Speaker: Prof. Piet Van Mieghem (Delft University of Technology）
Date: April 27 at 10:00
Venue: Room 320, Weimin Building
Bio of the Speaker:
Piet Van Mieghem is a professor at the Delft University of Technology with a chair in telecommunication networks and serves as the chairman of the section Network Architectures and Services (NAS) since 1998.
His main research interests lie in the modelling and analysis of complex networks (such as infrastructural, biological, brain, social networks) and in new Internet-like architectures and algorithms for future communications networks.
He is the author of four books: Performance Analysis of Communications Networks and Systems, Data Communications Networking, Graph Spectra for Complex Networks, and Performance Analysis of Complex Networks and Systems.
Currently, he serves on the editorial board of the Journal of Complex Networks (OUP).
Prof.

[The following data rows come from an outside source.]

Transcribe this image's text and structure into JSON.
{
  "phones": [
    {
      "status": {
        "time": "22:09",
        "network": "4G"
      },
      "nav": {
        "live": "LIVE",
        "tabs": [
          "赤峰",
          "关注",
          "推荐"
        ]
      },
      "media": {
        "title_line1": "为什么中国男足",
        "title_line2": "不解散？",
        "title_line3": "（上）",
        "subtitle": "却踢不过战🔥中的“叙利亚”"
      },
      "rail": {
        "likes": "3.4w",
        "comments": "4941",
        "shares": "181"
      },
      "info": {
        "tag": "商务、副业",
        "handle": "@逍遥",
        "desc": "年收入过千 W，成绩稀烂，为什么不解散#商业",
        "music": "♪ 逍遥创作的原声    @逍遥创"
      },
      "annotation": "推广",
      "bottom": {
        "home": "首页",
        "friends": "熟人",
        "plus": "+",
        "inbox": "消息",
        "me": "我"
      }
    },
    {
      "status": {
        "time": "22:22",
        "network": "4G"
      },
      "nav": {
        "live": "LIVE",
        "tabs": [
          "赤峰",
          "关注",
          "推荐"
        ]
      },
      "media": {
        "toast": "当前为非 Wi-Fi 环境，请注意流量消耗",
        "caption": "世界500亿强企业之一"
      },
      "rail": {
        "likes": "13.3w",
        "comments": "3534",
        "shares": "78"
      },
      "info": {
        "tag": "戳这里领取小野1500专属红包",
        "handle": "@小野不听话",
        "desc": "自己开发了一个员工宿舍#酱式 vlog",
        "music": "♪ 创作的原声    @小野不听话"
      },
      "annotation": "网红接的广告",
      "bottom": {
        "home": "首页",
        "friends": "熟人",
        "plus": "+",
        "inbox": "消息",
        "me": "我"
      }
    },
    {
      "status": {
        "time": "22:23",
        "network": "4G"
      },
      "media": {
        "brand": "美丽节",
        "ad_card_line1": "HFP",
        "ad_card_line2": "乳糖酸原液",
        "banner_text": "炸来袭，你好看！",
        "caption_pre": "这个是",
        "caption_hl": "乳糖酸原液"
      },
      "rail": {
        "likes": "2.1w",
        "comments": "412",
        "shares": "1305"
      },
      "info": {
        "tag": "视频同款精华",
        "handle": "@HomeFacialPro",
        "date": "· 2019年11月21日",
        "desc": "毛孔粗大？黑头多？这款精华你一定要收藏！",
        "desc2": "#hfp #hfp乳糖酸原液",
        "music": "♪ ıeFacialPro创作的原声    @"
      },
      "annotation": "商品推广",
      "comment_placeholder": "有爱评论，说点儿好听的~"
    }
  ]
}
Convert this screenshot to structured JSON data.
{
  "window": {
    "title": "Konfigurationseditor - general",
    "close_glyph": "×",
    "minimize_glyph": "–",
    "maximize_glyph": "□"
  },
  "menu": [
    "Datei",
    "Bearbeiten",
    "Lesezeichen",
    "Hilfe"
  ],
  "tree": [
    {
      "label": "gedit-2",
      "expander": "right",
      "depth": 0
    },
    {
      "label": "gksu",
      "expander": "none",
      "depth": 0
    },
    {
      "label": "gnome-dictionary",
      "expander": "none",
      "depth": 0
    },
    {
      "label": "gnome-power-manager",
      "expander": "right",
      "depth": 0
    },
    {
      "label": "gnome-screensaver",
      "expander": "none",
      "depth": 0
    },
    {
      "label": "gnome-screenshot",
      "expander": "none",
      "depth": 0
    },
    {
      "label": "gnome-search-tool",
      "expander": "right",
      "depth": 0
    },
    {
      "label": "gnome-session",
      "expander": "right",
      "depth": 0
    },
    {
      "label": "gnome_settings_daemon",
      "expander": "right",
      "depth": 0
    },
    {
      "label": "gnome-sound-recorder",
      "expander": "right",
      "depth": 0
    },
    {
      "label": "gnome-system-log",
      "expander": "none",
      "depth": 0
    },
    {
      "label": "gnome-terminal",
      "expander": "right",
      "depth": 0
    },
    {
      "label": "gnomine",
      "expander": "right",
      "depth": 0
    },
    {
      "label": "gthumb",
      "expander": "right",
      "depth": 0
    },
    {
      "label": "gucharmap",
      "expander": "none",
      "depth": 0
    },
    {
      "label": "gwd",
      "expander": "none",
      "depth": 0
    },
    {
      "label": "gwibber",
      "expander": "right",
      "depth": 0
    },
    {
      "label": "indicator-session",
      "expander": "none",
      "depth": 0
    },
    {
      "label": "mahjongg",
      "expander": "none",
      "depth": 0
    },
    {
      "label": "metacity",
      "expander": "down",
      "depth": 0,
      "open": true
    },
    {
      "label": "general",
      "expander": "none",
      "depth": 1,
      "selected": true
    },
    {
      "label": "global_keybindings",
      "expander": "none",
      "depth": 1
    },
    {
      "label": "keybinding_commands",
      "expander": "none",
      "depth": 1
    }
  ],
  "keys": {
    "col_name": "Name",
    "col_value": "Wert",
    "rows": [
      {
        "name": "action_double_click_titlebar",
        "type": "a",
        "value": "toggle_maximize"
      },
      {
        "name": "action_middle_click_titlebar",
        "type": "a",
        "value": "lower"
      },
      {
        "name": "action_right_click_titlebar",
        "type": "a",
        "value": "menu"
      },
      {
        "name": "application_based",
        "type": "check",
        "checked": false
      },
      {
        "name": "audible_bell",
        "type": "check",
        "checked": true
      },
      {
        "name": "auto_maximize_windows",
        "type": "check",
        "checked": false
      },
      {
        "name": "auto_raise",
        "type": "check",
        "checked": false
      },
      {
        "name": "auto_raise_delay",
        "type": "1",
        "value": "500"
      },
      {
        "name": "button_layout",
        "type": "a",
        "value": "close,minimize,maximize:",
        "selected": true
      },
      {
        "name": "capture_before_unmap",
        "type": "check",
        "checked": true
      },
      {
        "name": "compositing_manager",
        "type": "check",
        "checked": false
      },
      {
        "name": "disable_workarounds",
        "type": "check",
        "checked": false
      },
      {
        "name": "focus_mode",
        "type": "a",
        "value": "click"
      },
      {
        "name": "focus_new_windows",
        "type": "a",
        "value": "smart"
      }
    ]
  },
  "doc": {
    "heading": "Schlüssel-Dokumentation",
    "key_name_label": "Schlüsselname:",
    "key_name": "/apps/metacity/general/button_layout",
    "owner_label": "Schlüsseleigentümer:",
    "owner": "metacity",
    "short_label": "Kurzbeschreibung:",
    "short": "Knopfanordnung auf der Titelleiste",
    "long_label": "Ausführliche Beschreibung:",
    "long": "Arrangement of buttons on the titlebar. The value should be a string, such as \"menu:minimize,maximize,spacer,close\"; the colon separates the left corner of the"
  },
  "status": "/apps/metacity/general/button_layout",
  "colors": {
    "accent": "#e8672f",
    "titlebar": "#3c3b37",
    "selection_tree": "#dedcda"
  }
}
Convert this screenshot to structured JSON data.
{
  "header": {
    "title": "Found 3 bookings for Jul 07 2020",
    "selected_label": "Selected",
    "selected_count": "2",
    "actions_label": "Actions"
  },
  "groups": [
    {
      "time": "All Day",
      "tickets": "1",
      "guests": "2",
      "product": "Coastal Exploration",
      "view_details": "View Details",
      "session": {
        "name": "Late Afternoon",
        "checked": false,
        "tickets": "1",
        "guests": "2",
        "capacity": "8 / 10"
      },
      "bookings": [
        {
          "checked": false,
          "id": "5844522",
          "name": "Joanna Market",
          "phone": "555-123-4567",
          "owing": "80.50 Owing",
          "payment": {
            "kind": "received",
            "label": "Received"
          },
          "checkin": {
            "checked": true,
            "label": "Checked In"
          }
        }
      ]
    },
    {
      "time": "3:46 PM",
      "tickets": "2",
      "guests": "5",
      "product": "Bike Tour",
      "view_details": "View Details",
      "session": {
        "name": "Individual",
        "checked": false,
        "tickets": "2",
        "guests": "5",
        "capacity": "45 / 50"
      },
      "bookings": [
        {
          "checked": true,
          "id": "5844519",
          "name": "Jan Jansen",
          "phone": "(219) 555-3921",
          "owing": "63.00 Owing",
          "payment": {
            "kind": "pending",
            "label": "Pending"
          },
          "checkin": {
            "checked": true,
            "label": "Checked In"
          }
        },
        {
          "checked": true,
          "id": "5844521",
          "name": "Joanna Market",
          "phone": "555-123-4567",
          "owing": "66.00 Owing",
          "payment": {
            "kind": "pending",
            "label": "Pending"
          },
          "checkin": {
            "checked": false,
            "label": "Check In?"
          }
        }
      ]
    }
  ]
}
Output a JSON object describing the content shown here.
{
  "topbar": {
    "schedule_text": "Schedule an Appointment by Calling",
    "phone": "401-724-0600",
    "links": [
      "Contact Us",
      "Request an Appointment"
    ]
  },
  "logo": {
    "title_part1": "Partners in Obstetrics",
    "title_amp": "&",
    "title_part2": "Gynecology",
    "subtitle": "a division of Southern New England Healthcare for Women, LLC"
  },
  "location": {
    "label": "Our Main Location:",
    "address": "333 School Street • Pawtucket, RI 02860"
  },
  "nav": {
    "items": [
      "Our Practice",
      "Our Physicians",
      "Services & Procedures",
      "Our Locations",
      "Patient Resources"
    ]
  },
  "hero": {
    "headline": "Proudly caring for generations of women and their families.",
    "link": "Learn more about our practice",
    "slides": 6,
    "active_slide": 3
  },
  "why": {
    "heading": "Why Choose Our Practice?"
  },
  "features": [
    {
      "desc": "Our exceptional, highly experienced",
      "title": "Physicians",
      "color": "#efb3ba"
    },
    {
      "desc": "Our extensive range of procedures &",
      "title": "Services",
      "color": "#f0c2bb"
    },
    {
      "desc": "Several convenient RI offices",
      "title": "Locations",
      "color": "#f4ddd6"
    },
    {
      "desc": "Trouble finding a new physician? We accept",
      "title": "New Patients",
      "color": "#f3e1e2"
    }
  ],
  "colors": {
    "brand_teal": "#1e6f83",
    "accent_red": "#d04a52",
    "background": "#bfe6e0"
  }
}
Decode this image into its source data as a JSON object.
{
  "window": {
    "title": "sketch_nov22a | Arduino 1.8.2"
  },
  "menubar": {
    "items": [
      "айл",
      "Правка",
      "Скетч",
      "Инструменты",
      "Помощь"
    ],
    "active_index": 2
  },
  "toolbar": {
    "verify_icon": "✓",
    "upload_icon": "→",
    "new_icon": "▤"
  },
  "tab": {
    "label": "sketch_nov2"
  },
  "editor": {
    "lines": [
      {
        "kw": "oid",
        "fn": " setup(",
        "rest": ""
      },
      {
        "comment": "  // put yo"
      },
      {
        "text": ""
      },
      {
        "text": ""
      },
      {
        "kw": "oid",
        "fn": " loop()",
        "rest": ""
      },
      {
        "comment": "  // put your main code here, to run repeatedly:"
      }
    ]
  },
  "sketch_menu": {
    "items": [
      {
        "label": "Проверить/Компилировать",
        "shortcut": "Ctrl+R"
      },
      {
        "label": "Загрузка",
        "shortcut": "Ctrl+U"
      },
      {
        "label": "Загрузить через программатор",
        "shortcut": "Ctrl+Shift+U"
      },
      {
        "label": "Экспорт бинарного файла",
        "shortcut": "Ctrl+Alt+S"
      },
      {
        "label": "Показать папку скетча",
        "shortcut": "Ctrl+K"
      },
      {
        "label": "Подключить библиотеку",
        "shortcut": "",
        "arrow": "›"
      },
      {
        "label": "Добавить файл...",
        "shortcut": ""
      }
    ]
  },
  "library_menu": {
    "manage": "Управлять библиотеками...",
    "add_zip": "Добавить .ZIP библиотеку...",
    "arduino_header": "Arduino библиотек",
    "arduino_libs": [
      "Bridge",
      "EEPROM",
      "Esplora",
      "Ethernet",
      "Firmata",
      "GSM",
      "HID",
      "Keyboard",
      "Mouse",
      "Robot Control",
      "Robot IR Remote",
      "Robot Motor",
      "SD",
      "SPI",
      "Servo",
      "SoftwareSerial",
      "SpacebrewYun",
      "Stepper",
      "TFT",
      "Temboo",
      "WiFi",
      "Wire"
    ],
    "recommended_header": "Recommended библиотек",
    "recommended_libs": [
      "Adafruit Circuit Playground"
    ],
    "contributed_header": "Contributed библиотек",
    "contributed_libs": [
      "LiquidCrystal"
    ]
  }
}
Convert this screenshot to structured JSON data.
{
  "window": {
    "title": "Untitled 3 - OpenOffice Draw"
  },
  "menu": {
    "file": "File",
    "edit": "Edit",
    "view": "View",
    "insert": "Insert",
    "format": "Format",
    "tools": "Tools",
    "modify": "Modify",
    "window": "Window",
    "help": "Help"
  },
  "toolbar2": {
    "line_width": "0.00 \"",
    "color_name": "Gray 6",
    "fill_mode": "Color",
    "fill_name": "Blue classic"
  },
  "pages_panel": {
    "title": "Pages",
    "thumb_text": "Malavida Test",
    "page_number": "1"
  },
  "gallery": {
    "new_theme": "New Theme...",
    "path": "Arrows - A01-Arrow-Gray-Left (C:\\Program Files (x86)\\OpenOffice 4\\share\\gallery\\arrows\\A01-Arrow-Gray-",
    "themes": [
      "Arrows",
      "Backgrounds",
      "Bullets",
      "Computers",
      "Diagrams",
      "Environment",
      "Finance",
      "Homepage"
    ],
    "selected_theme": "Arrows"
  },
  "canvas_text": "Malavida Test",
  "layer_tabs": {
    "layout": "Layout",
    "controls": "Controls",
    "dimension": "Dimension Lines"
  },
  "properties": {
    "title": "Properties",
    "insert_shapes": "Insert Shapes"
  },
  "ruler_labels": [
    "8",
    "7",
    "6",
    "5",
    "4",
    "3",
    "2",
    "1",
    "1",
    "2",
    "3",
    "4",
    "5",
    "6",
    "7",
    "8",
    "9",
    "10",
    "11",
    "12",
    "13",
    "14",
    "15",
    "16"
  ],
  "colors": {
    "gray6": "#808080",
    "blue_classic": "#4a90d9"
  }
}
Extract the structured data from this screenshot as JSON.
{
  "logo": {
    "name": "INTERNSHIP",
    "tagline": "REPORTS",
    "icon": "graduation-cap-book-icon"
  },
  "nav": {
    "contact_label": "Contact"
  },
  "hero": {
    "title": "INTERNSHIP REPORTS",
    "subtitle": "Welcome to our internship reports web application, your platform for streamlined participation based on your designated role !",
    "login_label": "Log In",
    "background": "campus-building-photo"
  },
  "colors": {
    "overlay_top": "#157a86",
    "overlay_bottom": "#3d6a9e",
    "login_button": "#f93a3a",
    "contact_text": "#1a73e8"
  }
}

Van Mieghem received the Master and Ph. D. degrees in Electrical Engineering from the K.U.Leuven (Belgium) in 1987 and 1991, respectively. Before joining Delft, he worked at the Interuniversity Micro Electronic Center (IMEC) from 1987 to 1991. During 1993 to 1998, he was a member of the Alcatel Corporate Research Center in Antwerp where he was engaged in performance analysis of ATM systems and in network architectural concepts of both ATM networks (PNNI) and the Internet. He was a visiting scientist at MIT (Department of Electrical Engineering, 1992-1993) and a visiting professor at UCLA (Department of Electrical Engineering, 2005), at Cornell University (Center of Applied Mathematics, 2009) and at Stanford University (Department of Electrical Engineering, 2015).
He was a member of the editorial board of Computer Networks (2005-2006), IEEE/ACM Transactions on Networking (2008-2012), Journal of Discrete Mathematics (2012-2014) and Computer Communications (2012-2015).
The failures of multiple elements in a network can have disastrous consequences on its operation. Thus, understanding the network robustness under multiple failure contingencies is essential. We analyse the robustness of real-world networks to multiple failures caused by malicious attacks. In 52 real-world networks of three infrastructures (telecommunication networks, power grids and metro networks), we analyse the effect of targeted-node-removals on the robustness of the network. First, we investigate the size of the giant component of a network after targeted node removals according to traditional centrality metrics (such as degree, betweenness, closeness, principal adjacency matrix eigenvector) and the recently proposed “zetavector” with the diagonal elements of the pseudoinverse of the Laplacian. Subsequently, we compare and rank those node-removal strategies in the selected set of real-world infrastructures.
School of Reliablility and Systems Engineering